• _WHAT THE EXERCISE ASKS_: Across all the entries below, how many lines contain the string "label"? The number by itself is the answer.

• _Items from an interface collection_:
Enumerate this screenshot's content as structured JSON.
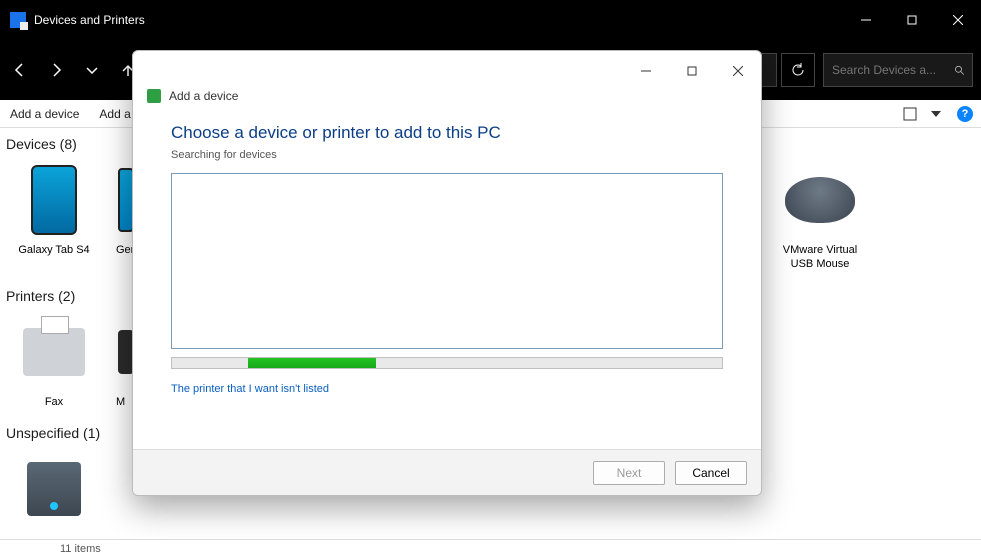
{
  "window": {
    "title": "Devices and Printers"
  },
  "search": {
    "placeholder": "Search Devices a..."
  },
  "commandbar": {
    "add_device": "Add a device",
    "add_printer_partial": "Add a"
  },
  "groups": {
    "devices": {
      "header": "Devices (8)"
    },
    "printers": {
      "header": "Printers (2)"
    },
    "unspecified": {
      "header": "Unspecified (1)"
    }
  },
  "devices": [
    {
      "label": "Galaxy Tab S4"
    },
    {
      "label": "Ger"
    },
    {
      "label": "VMware Virtual USB Mouse"
    }
  ],
  "printers": [
    {
      "label": "Fax"
    },
    {
      "label": "M"
    }
  ],
  "statusbar": {
    "count": "11 items"
  },
  "dialog": {
    "header": "Add a device",
    "title": "Choose a device or printer to add to this PC",
    "subtitle": "Searching for devices",
    "link": "The printer that I want isn't listed",
    "next": "Next",
    "cancel": "Cancel"
  }
}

• _EXPECTED OUTPUT_: 5